It turns out that most of the Roadster models sold into the market suffer from severe design flaws that can essentially destroy the value of the car. If the vehicle’s battery becomes totally discharged, the car becomes completely immobile; the vehicle won’t start, and it can’t even be pushed down the street.

The only remedy for hapless Roadster owners? Tesla will cheerfully replace the battery system … for a cool $40,000. And the owners will have to pay the entire bill, too, because Tesla’s warranty policy does not cover car damage due to battery failure.

That is correct: For those who purchase a Roadster, when it comes to battery-related repairs there’s no warranty … no insurance available from outside carriers … and no payment plan.

[To be fair, Tesla does offer a $12,000 “battery replacement program” for cars whose batteries are more than seven years old. Of course, that figure doesn’t begin to cover the ~$32,000 battery replacement cost plus ~$8,000 in labor charges.]

Some auto industry wags have started to call the Roadster by another name – the “Brickster.” That’s because when the car is immobilized due to the death of the battery, it becomes completely inoperable — basically thousands of pounds of dead weight.

Owners who face the misfortune of a full battery discharge will come to find out that conventional towing won’t work because the car’s wheels won’t even turn. Instead, they’ll have to figure out a way to lift the entire vehicle onto a flatbed truck for towing and repair … in the process spending additional hundreds (or thousands) of dollars in towing fees.

And lest people think that the battery depletion occurs only because of stupidity on owners’ part in forgetting to plug their vehicle in … not so fast.
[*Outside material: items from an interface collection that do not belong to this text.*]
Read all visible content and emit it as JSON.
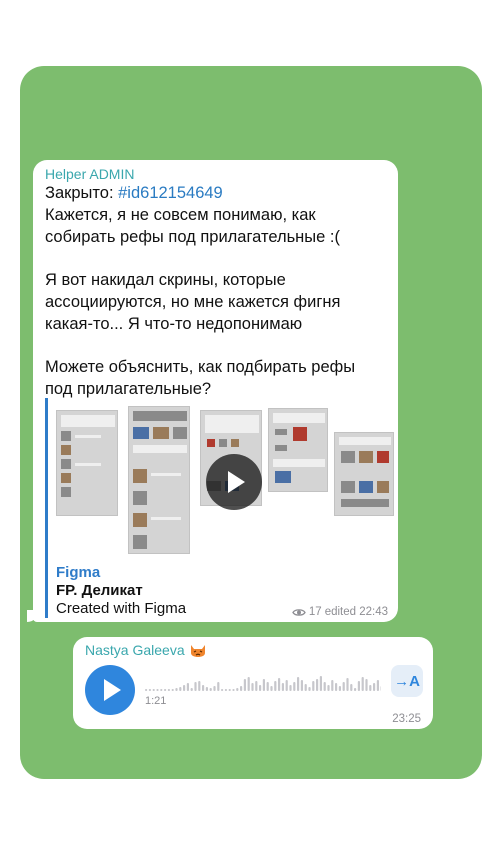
{
  "messages": [
    {
      "sender": "Helper ADMIN",
      "lines": {
        "closed_label": "Закрыто: ",
        "hashtag": "#id612154649",
        "p1": "Кажется, я не совсем понимаю, как собирать рефы под прилагательные :(",
        "p2": "Я вот накидал скрины, которые ассоциируются, но мне кажется фигня какая-то... Я что-то недопонимаю",
        "p3": "Можете объяснить, как подбирать рефы под прилагательные?"
      },
      "link_preview": {
        "site_name": "Figma",
        "title": "FP. Деликат",
        "description": "Created with Figma",
        "image_icon": "play-icon"
      },
      "meta": {
        "views_icon": "eye-icon",
        "views": "17",
        "edited_time": "edited 22:43"
      }
    },
    {
      "sender": "Nastya Galeeva",
      "sender_emoji_icon": "cat-emoji-icon",
      "voice": {
        "duration": "1:21",
        "transcribe_label": "→A",
        "time": "23:25"
      }
    }
  ],
  "colors": {
    "chat_background": "#7dbd6e",
    "sender_name": "#3aa7ad",
    "link": "#2f7cc9",
    "voice_play": "#2f86dd"
  }
}
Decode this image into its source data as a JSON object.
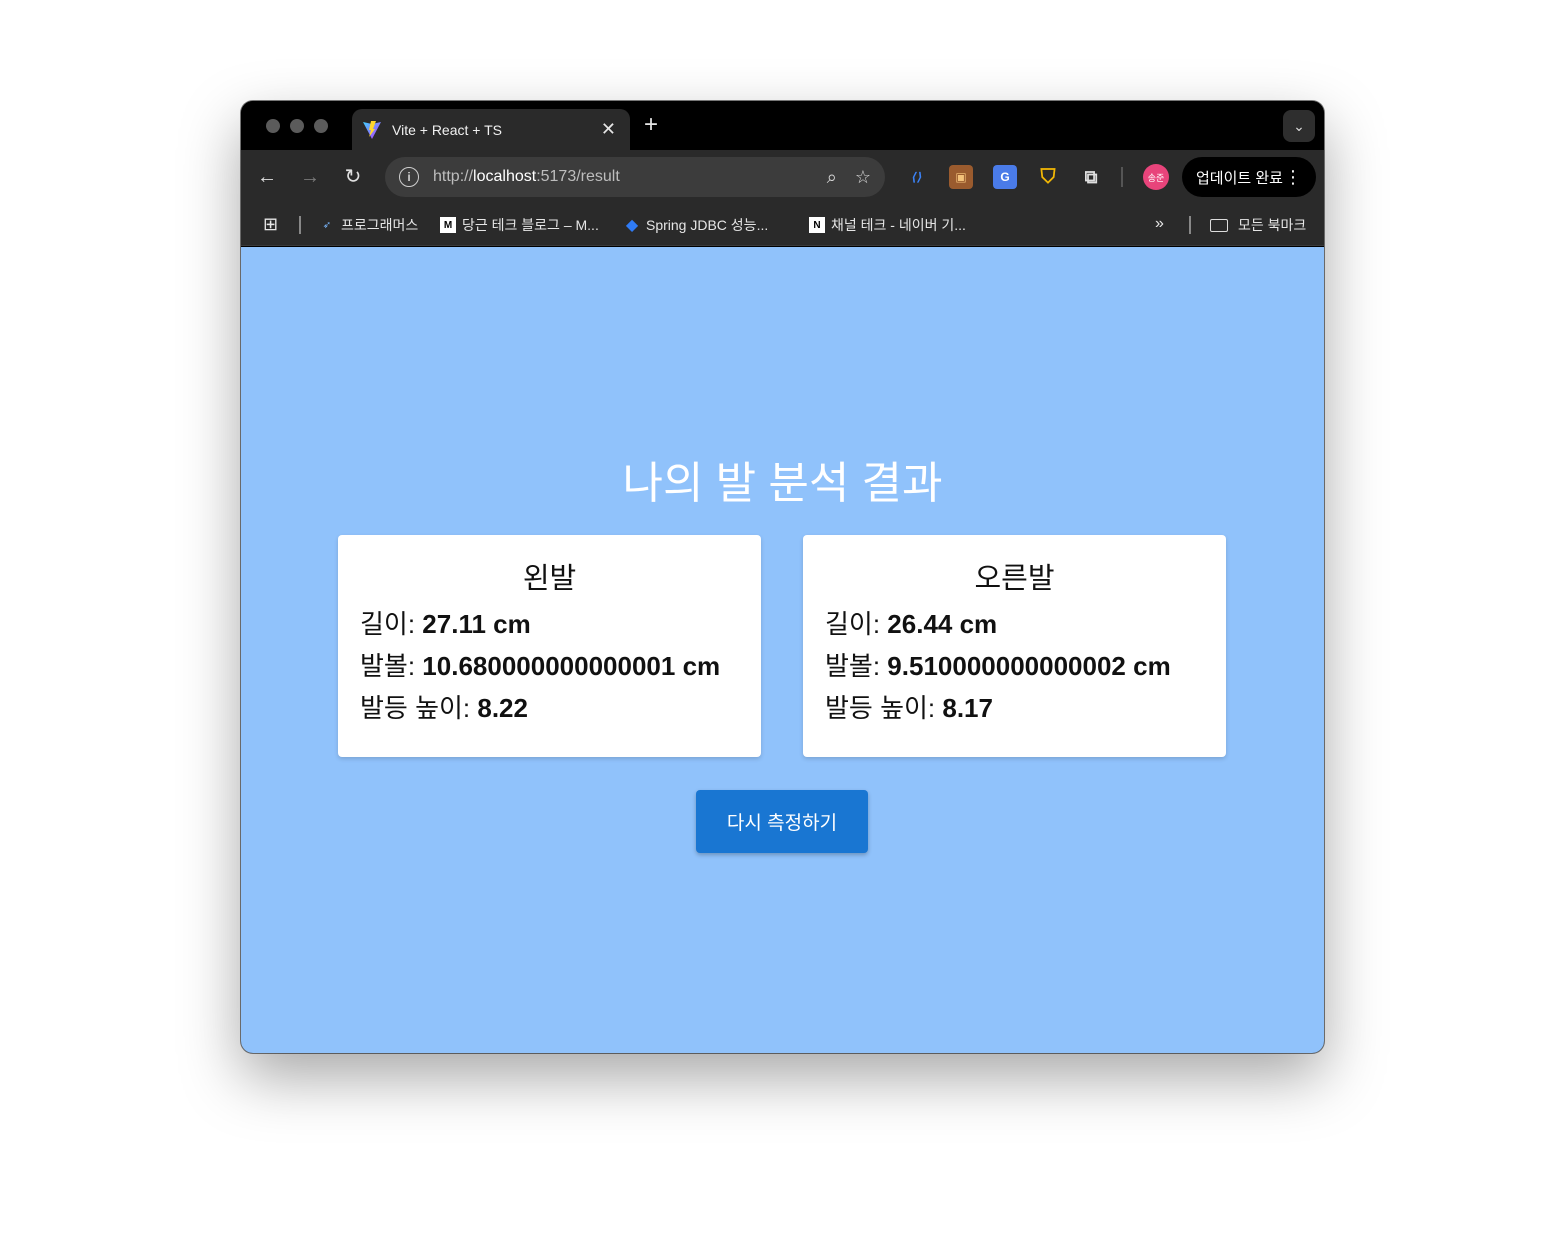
{
  "browser": {
    "tab": {
      "title": "Vite + React + TS",
      "favicon": "vite-logo-icon",
      "close": "✕"
    },
    "new_tab": "+",
    "address": {
      "scheme": "http://",
      "host": "localhost",
      "rest": ":5173/result"
    },
    "profile_initials": "송준",
    "update_label": "업데이트 완료",
    "bookmarks": [
      {
        "label": "프로그래머스",
        "icon": "programmers-icon"
      },
      {
        "label": "당근 테크 블로그 – M...",
        "icon": "medium-icon"
      },
      {
        "label": "Spring JDBC 성능...",
        "icon": "cube-icon"
      },
      {
        "label": "채널 테크 - 네이버 기...",
        "icon": "notion-icon"
      }
    ],
    "all_bookmarks": "모든 북마크"
  },
  "page": {
    "title": "나의 발 분석 결과",
    "left": {
      "title": "왼발",
      "length_label": "길이: ",
      "length_value": "27.11 cm",
      "width_label": "발볼: ",
      "width_value": "10.680000000000001 cm",
      "height_label": "발등 높이: ",
      "height_value": "8.22"
    },
    "right": {
      "title": "오른발",
      "length_label": "길이: ",
      "length_value": "26.44 cm",
      "width_label": "발볼: ",
      "width_value": "9.510000000000002 cm",
      "height_label": "발등 높이: ",
      "height_value": "8.17"
    },
    "button_label": "다시 측정하기"
  },
  "colors": {
    "page_bg": "#90c2fb",
    "button": "#1976d2",
    "chrome": "#2a2a2a"
  }
}
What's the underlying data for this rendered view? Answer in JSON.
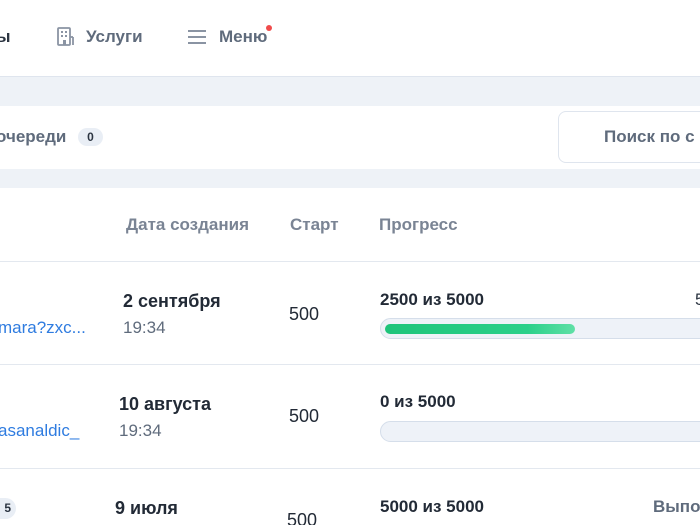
{
  "nav": {
    "cut_item": "ы",
    "services_label": "Услуги",
    "menu_label": "Меню"
  },
  "toolbar": {
    "queue_label": "очереди",
    "queue_count": "0",
    "search_placeholder": "Поиск по с"
  },
  "table": {
    "headers": {
      "created": "Дата создания",
      "start": "Старт",
      "progress": "Прогресс"
    },
    "rows": [
      {
        "link": "mara?zxc...",
        "date": "2 сентября",
        "time": "19:34",
        "start": "500",
        "progress_text": "2500 из 5000",
        "progress": 0.5,
        "edge": "5"
      },
      {
        "link": "asanaldic_",
        "date": "10 августа",
        "time": "19:34",
        "start": "500",
        "progress_text": "0 из 5000",
        "progress": 0
      },
      {
        "badge": "5",
        "date": "9 июля",
        "start": "500",
        "progress_text": "5000 из 5000",
        "status": "Выпо"
      }
    ]
  },
  "colors": {
    "link": "#2f7ce0",
    "progress": "#1ec47a",
    "notification": "#f04b4b"
  }
}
In some instances cars were plugged in but the electrical charge wasn’t strong enough to charge the battery, perhaps because an extension cord was too long.

And considering the hefty ~$109,000 sticker price of a Roadster, it’s disappointing to discover that the vehicle’s battery can become fully discharged in as little as one week’s time. Good luck with that if you find yourself stuck somewhere that’s not in close proximity to an electrical power source.

And for people parking their Roadster at the airport lot during a family vacation … better just hope that the charging mechanism is working properly. Either that, or have someone check up on your vehicle several times during your trip, lest your vacation ends up costing you an additional forty-grand.

The Tesla cautionary tale is yet another example of the disconnect that exists between the promise of clean energy and the practical challenges of turning it into reality.

To begin with, at ~$109,000 a pop, how many consumers can even afford the cost of a Roadster? And how many people who could afford the vehicle will actually plan to sink their hard-earned cash into a product that possesses such fatal design flaws? Even gas pump prices of $7 or $8 per gallon won’t change that dynamic.

Tesla has sold only ~2,500 Roadsters so far. But its aggressive plans call for manufacturing ~25,000 of its new Model S Roadsters by the end of 2013.

The company’s optimistic forecasts are based on the belief that the Model S’s lower price tag of ~$50,000 will attract a new and larger crop of consumers.

But I wonder if that will actually happen. After all, the sticker price remains high … and the “battery bricking” issue will only become more apparent to consumers as more Roadster vehicles end up on the highway.

Time will tell whether the Tesla Roadster’s fortunes will soar to new heights … or sink under its own (dead)weight. Maybe it’s worth making a $40,000 bet on the outcome.